  • The second part of this conference will focus on the external dimension of the EU policy towards trade in services. Numerous questions are raised by trade agreements dealing with services liberalisation. What options exist for a trade agreement with the UK post-Brexit? To what extent does the liberalisation of trade in services, and its consequential service mobility, impact national migration law? How do the various free trade agreements to which the EU is a party (for example CETA, EU – Singapore, EU – CARIFORUM etc.) deal with services trade liberalisation? How do these FTAs fit within the WTO framework? Is the move from multilateralism towards a spaghetti-bowl of free trade agreements temporary or is this the new norm in international trade? Various other issues may be raised on this topic.

The conference will be organised on 15 June 2018 and will feature keynote speeches by:

  • Sybe de Vries, Professor of EU Internal Market Law and Fundamental Rights and Jean Monnet Professor at Utrecht University. He is the coordinator of the EU financed research project concerning EU citizenship (bEUcitizen.eu).
  • Panagiotis Delimatsis, Professor of European and International Trade Law at Tilburg University and Director of the Tilburg Law and Economics Center (TILEC).

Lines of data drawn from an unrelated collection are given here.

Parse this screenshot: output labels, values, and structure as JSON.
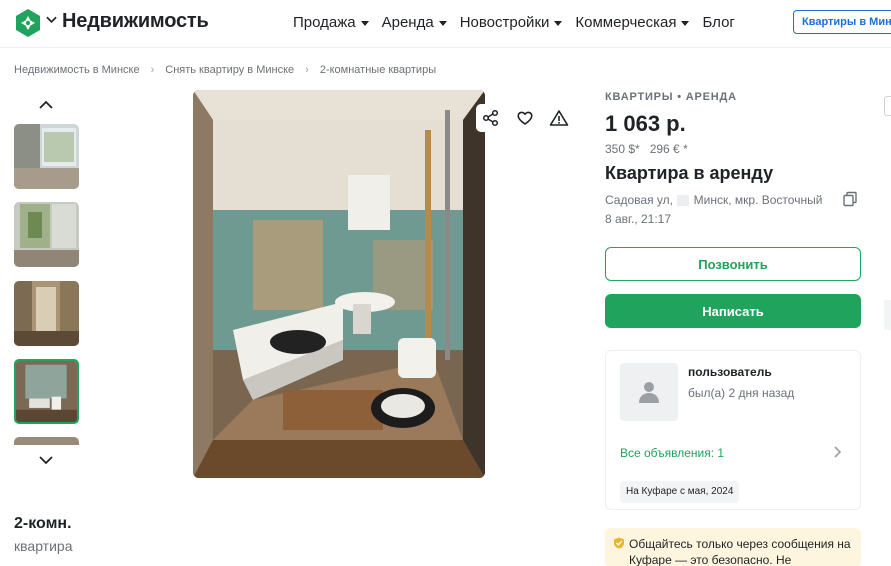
{
  "header": {
    "brand": "Недвижимость",
    "nav": [
      {
        "label": "Продажа",
        "has_caret": true
      },
      {
        "label": "Аренда",
        "has_caret": true
      },
      {
        "label": "Новостройки",
        "has_caret": true
      },
      {
        "label": "Коммерческая",
        "has_caret": true
      },
      {
        "label": "Блог",
        "has_caret": false
      }
    ],
    "cta_label": "Квартиры в Мин"
  },
  "breadcrumb": [
    "Недвижимость в Минске",
    "Снять квартиру в Минске",
    "2-комнатные квартиры"
  ],
  "gallery": {
    "thumb_count_visible": 5,
    "active_thumb_index": 3
  },
  "listing": {
    "rooms_title": "2-комн.",
    "rooms_sub": "квартира",
    "category": "КВАРТИРЫ • АРЕНДА",
    "price": "1 063 р.",
    "price_alt": "350 $*   296 € *",
    "title": "Квартира в аренду",
    "address_street": "Садовая ул,",
    "address_city": "Минск, мкр. Восточный",
    "date": "8 авг., 21:17"
  },
  "actions": {
    "call_label": "Позвонить",
    "write_label": "Написать"
  },
  "seller": {
    "name": "пользователь",
    "last_seen": "был(а) 2 дня назад",
    "all_ads": "Все объявления: 1",
    "since": "На Куфаре с мая, 2024"
  },
  "safety_text": "Общайтесь только через сообщения на Куфаре — это безопасно. Не",
  "colors": {
    "accent_green": "#1fa35d",
    "link_blue": "#1c6fd6",
    "safety_bg": "#fdf5de"
  },
  "icons": [
    "logo-icon",
    "chevron-down-icon",
    "chevron-up-icon",
    "share-icon",
    "heart-icon",
    "warning-icon",
    "copy-icon",
    "user-icon",
    "chevron-right-icon",
    "shield-icon"
  ]
}
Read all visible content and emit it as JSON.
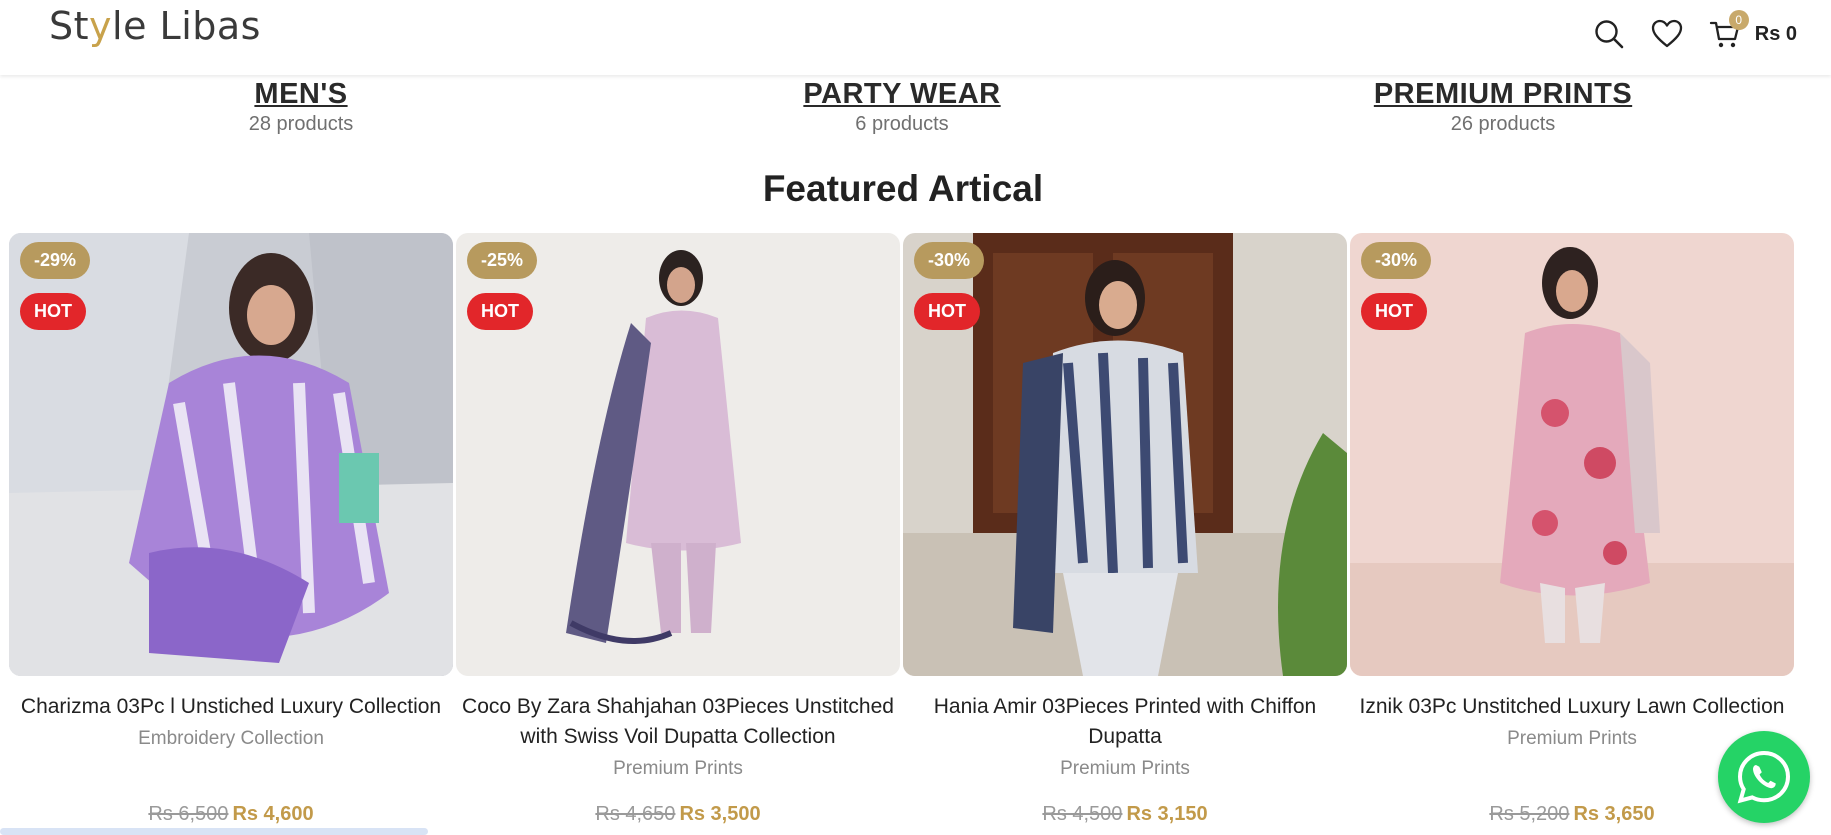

The papers accepted for presentation during the morning session will be discussed in detail by Johan van de Gronden, Professor of European Law, Vice-Dean of Education at the Faculty of Law, Radboud Univerity, and Judge at the Dutch Council of State. Professor Elspeth Guild will discuss the papers accepted for presentation during the afternoon session. She is professor at Queen Mary University of London and Jean Monnet Professor ad personam at Radboud University Nijmegen. She is also a partner at the law firm Kingsley Napley in London.

Call for Papers

We invite interested parties, practitioners, or members of the academic community to submit proposals for papers for this International Conference. More information on the call for papers may be found by clicking here or on the link on the left panel in the menu.

Registration and Payment

More information on registration, payment and the NOVA points to be awarded for participating in this conference is available by clicking here or on the link on the left panel in the menu.